I think of her washing her clothes in a basin on the street. I think of the three walls, the thatched roof, the blanket she calls her bed. I think of the way her home reminds me of the kind of dioramas I used to make in the fourth grade, one side cut off of the shoebox to see the life inside. I smile at the thought of the poster of Rocky hanging on her wall. I do not doubt the sorrow of her life, nor do I doubt the happiness of it. How she must love that poster, that shelter, those clothes she washes with such tenderness in the muck of public water.

What material thing could I possibly love with such fervor? How could my tongue possibly understand the richness of food without gratitude for it? What secrets does she know that I will never comprehend?

My first thought was that I wanted to save this woman from her life. I wanted to pick her up in my arms and hold her, tell her that everything would be okay, and mean it. I wanted to give her everything I had, from the money in my bank account to the shoes on my feet. I wanted to take her to the field of sunflowers I once walked through in France, to show her such priceless gold existed. But she probably already knew of such beauty. And while my first thought was that I wanted to save this woman from her life, my second thought was who would save me from mine?

Who would teach me to walk through fields of flowers, to navigate by the stars, to make my mind so clear that each pound of my feet upon the earth became a tiny miracle unto itself?

Slowly I am learning to listen to the rivers as they lap against the shore, to watch the sun rise each morning with all of the amazement and gratitude it deserves, to feel the depth of each color that emerges with the coming spring. Slowly I am teaching myself to save my own life. Perhaps it takes a lifetime to reach even the tip of understanding, but fortunately, a lifetime is exactly what I have.

I envy flowers for the way they rise and bloom in a moment of fiery exquisiteness before falling back to the earth, for ours is a much more difficult journey. We rise and fall again and again, each time with a better understanding of the cycle, with the knowledge that we will have time to try again. And I think because of that knowledge, I often dull the blossom with the subtle inklings that darkness will soon occur once more. I’ll have another chance at greatness, but meanwhile, I’m passing it by. Flowers don’t have such regret.

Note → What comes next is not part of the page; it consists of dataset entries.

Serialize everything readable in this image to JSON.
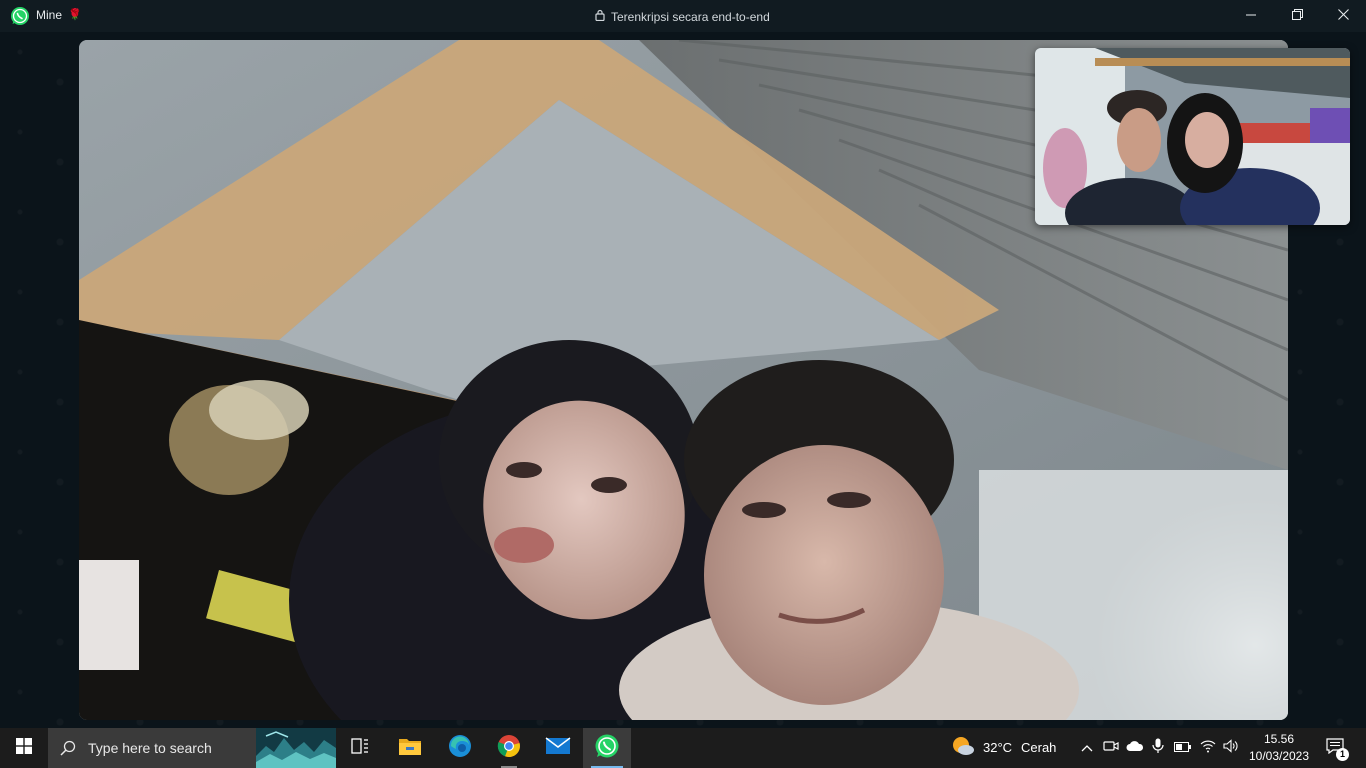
{
  "window": {
    "app_name": "Mine",
    "title_emoji": "🌹",
    "encryption_text": "Terenkripsi secara end-to-end",
    "icon": "whatsapp-icon"
  },
  "window_controls": {
    "minimize_icon": "minimize-icon",
    "restore_icon": "restore-icon",
    "close_icon": "close-icon"
  },
  "call": {
    "remote_video": "remote-video-feed",
    "self_video": "self-preview-feed"
  },
  "taskbar": {
    "search_placeholder": "Type here to search",
    "pinned_apps": [
      "task-view",
      "file-explorer",
      "edge",
      "chrome",
      "mail",
      "whatsapp"
    ],
    "weather": {
      "temp": "32°C",
      "desc": "Cerah"
    },
    "clock": {
      "time": "15.56",
      "date": "10/03/2023"
    },
    "notification_count": "1"
  },
  "colors": {
    "window_bg": "#111b21",
    "taskbar_bg": "#1c1c1c",
    "whatsapp_green": "#25d366",
    "accent_blue": "#76b9ed"
  }
}
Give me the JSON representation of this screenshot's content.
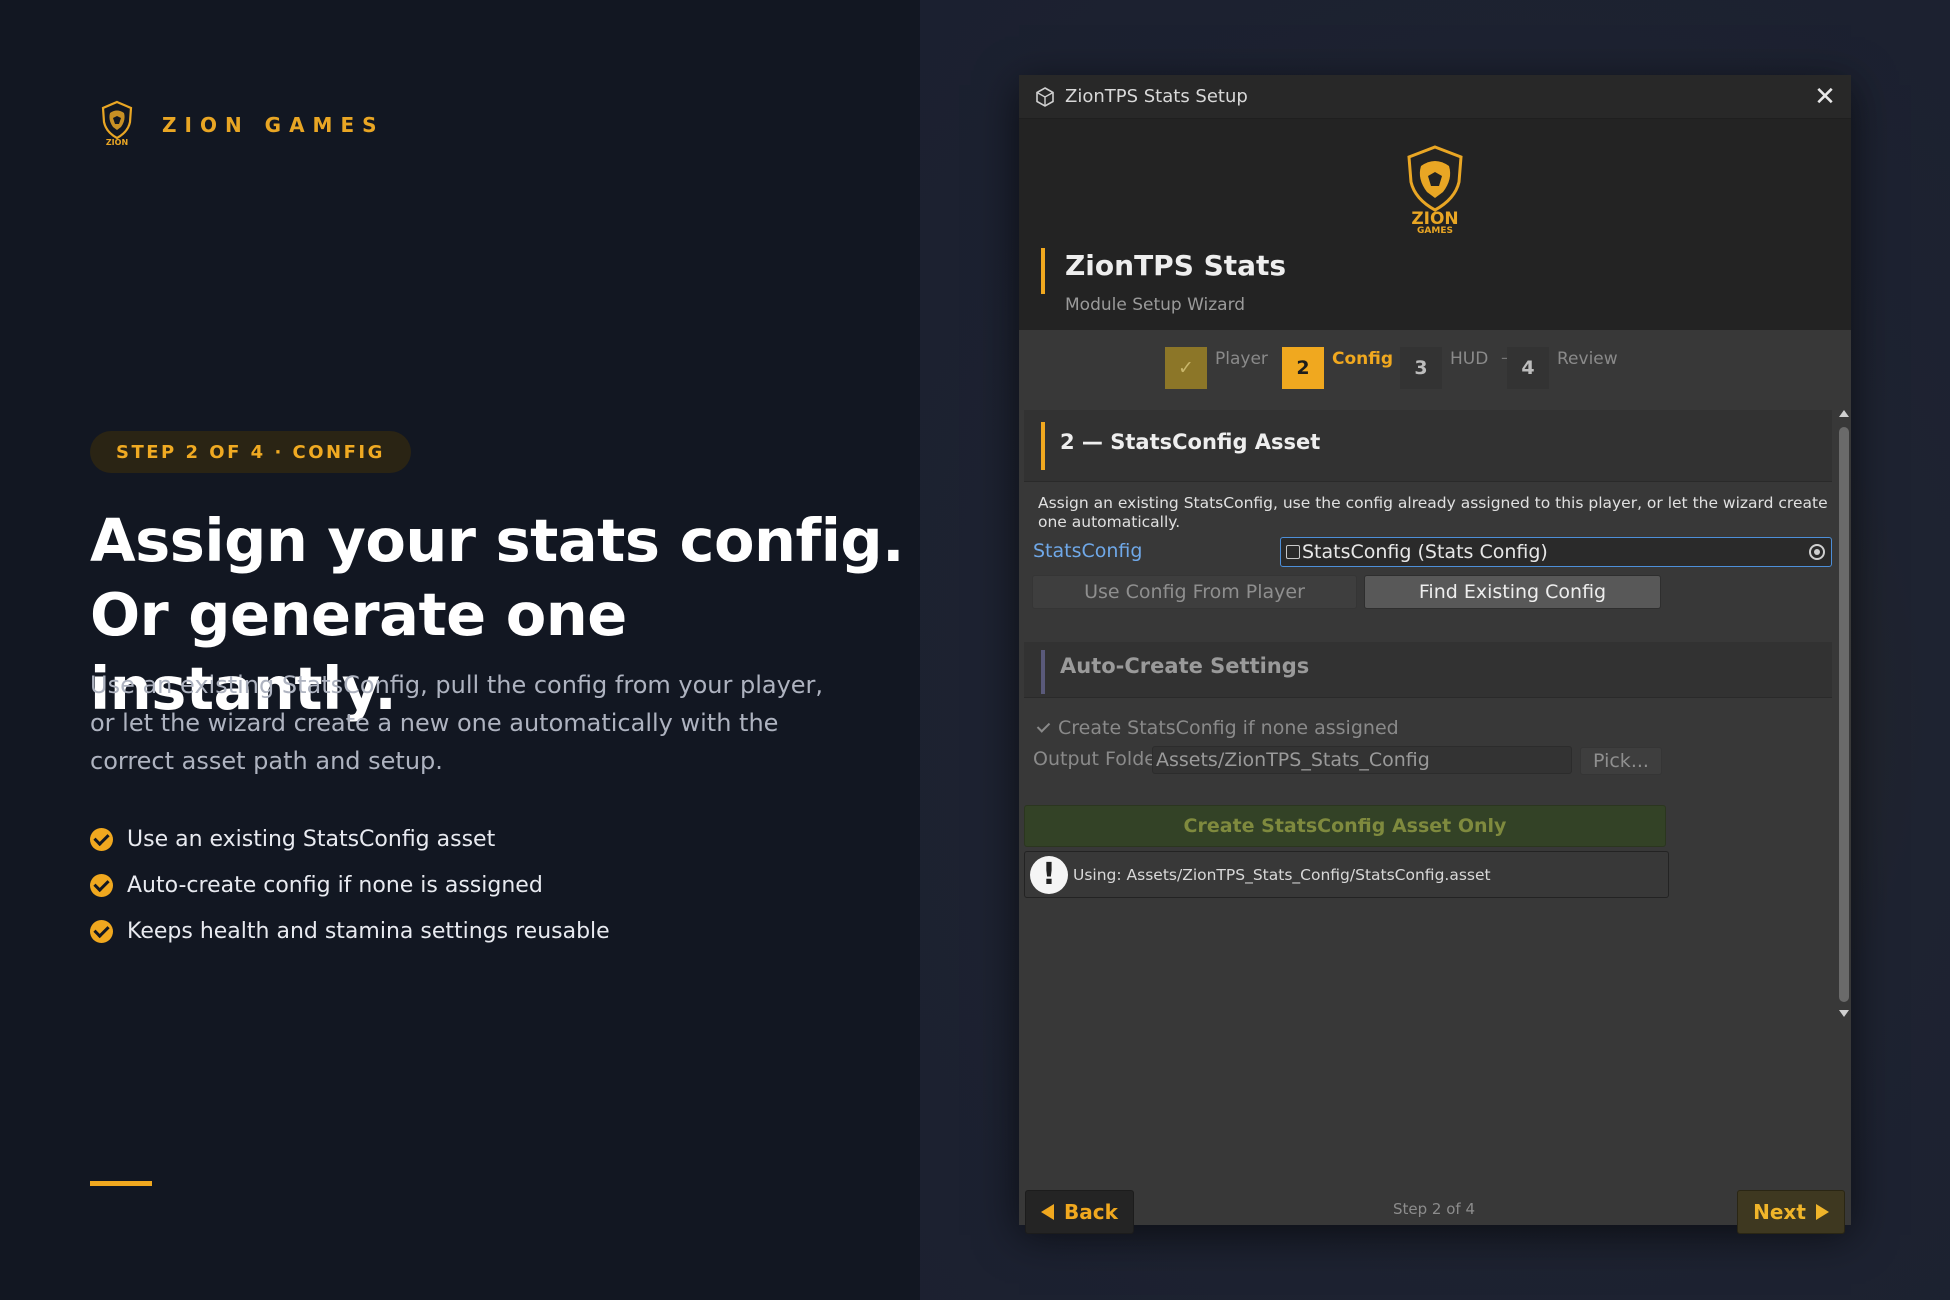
{
  "promo": {
    "brand_name": "ZION GAMES",
    "badge": "STEP 2 OF 4 · CONFIG",
    "headline_line1": "Assign your stats config.",
    "headline_line2": "Or generate one instantly.",
    "body": "Use an existing StatsConfig, pull the config from your player, or let the wizard create a new one automatically with the correct asset path and setup.",
    "bullets": [
      "Use an existing StatsConfig asset",
      "Auto-create config if none is assigned",
      "Keeps health and stamina settings reusable"
    ],
    "accent_color": "#F0A81F"
  },
  "window": {
    "title": "ZionTPS Stats Setup",
    "close_icon": "close-icon",
    "logo_text_top": "ZION",
    "logo_text_bottom": "GAMES",
    "header_title": "ZionTPS Stats",
    "header_subtitle": "Module Setup Wizard",
    "steps": [
      {
        "number": "",
        "label": "Player",
        "state": "done"
      },
      {
        "number": "2",
        "label": "Config",
        "state": "active"
      },
      {
        "number": "3",
        "label": "HUD",
        "state": "pending"
      },
      {
        "number": "4",
        "label": "Review",
        "state": "pending"
      }
    ],
    "step_separator": "—",
    "section1": {
      "title": "2 — StatsConfig Asset",
      "description": "Assign an existing StatsConfig, use the config already assigned to this player, or let the wizard create one automatically.",
      "field_label": "StatsConfig",
      "field_value": "StatsConfig (Stats Config)",
      "btn_use_player": "Use Config From Player",
      "btn_find": "Find Existing Config"
    },
    "section2": {
      "title": "Auto-Create Settings",
      "toggle_label": "Create StatsConfig if none assigned",
      "toggle_checked": true,
      "folder_label": "Output Folder",
      "folder_value": "Assets/ZionTPS_Stats_Config",
      "pick_label": "Pick..."
    },
    "create_button": "Create StatsConfig Asset Only",
    "info_text": "Using: Assets/ZionTPS_Stats_Config/StatsConfig.asset",
    "footer": {
      "back_label": "Back",
      "next_label": "Next",
      "step_info": "Step 2 of 4"
    },
    "colors": {
      "accent": "#F0A81F",
      "link_blue": "#6FA8E8",
      "window_bg": "#383838",
      "header_bg": "#232323"
    }
  }
}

And so I left her there on the street, washing herself clean. I left her there, beautiful flower, soaking her roots in life. Happiness, in its purest form.